The good: Beautifully written, Peggy Frew gets the atmosphere of the ‘hippie farm’ and Silver’s teenage frustrations just right.
The not-so-good: It took me two days to start it because I was so busy!
Why I chose it: Liked the sound of the story. Thanks to Scribe for the copy.
Publisher: Scribe Publications
Setting: Australia (mainly country Victoria and Queensland)
My rating: 9 out of 10
Isn’t the cover of Hope Farm gorgeous? I love the way it looks almost 3D and the earth/leaf litter motif is quite symbolic of many people in the book, trying to return to what they believe a natural existence to be. But the real bonus is that the contents of Hope Farm are just as brilliant. I loved this mesmerising story of Silver and her mother Ishtar, who lead a somewhat unconventional existence in the mid-1980s.

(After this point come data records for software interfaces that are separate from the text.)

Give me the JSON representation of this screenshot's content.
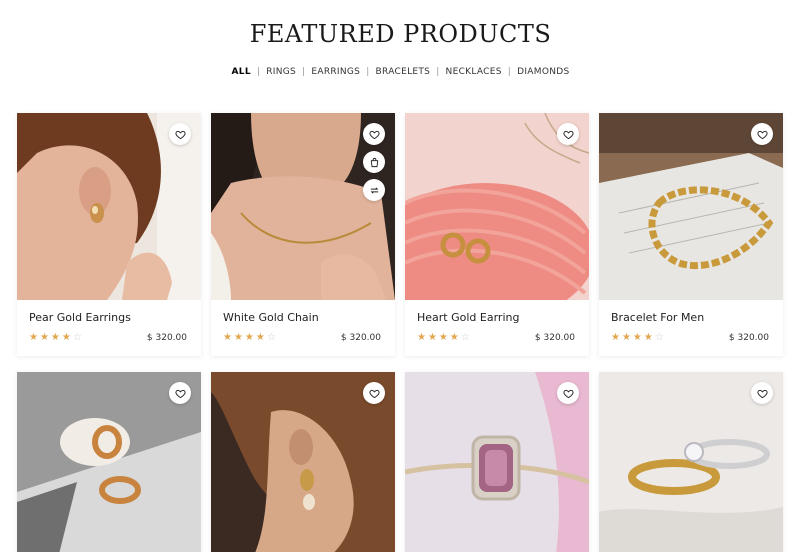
{
  "header": {
    "title": "FEATURED PRODUCTS"
  },
  "filters": [
    "ALL",
    "RINGS",
    "EARRINGS",
    "BRACELETS",
    "NECKLACES",
    "DIAMONDS"
  ],
  "active_filter": "ALL",
  "products": [
    {
      "name": "Pear Gold Earrings",
      "price": "$ 320.00",
      "rating": 4,
      "max_rating": 5
    },
    {
      "name": "White Gold Chain",
      "price": "$ 320.00",
      "rating": 4,
      "max_rating": 5
    },
    {
      "name": "Heart Gold Earring",
      "price": "$ 320.00",
      "rating": 4,
      "max_rating": 5
    },
    {
      "name": "Bracelet For Men",
      "price": "$ 320.00",
      "rating": 4,
      "max_rating": 5
    }
  ],
  "colors": {
    "star": "#e1a851",
    "star_off": "#cccccc"
  },
  "icons": [
    "heart-icon",
    "bag-icon",
    "compare-icon"
  ]
}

Some would call Ishtar a hippie, as she’s lived in ashrams on and off since Silver was born, plus she’s into the whole free love thing. She did vegetarianism and yoga before it was cool. But to Silver, Ishtar is somewhat of a mystery. Silver, now a teenager, longs for somewhere to be call home and be settled instead of moving from place to place. When Ishtar announces they’re moving from Queensland to Hope Farm in Victoria with her new boyfriend, Silver gets a chance to stay somewhere for a little while. Sure, she still gets called ‘hippie shit’ at school and only has one friend (outside school only) in Ian, but there are good things. There’s the annoying little pseudo sister in Jindi, the mother figure of Val and the crush worthy Dan. It looks like life could be stable in the Hope Farm community. But then things start to get complex. Ishtar’s boyfriend Miller brings a wife to Hope Farm and things get more complex, culminating in a night of terror and devastation none of the community will forget. It’s the night Silver loses the last of her childhood and sends her off on a life path she never thought possible.
Hope Farm is beautifully constructed novel and expertly shows Silver’s hurt, confusion and pain as she grows up knowing she’s different and desperately wanting what the other kids have – a home, routine and stability. It’s a coming of age story where the final part is ripped off brutally like a Band-Aid. What I also liked was how the reader got to see what happened to Silver as she grew into adulthood and dealt with the fateful events of the final night at Hope Farm. Peggy Frew also let the reader into the world of Ishtar with interspersed sections ‘written’ by her, detailing her journey from pregnancy to Hope Farm. I loved these as they gave a voice and perspective to Ishtar’s life which Silver didn’t have. They’re also written in an immature, childish hand (complete with punctuation errors and spelling mistakes) which made me feel sorry for her, being thrust into an adult world before she was ready for it (somewhat like Silver).
The drama in Hope Farm builds slowly, but the reader is ultimately rewarded as the finale is frantic. All the small dramas tie together to form a huge event that affects everyone. I think it is made more powerful by knowing the characters intimately by this stage. There were some I was instantly worried about (Jindi who is cute, even though she’s annoying and continually dripping snot; Ian, Silver’s friend with a turn of phrase like a 50’s movie star and Dan, possibly the most ‘normal’ person at Hope Farm). Of course, I had to cross my fingers and hope (no pun intended) for Miller’s downfall. Miller was just plain creepy (the language Frew uses to describe him sent a shiver down my spine) and every move of his was questionable. It seemed like he had plans to become a cult leader (and probably would have if he wasn’t so damn lazy).
I found myself racing through the book once I got past the first 50 pages as there’s so many interesting characters with stories to tell and is written in such a way that you can easily visualise the story. Highly recommended.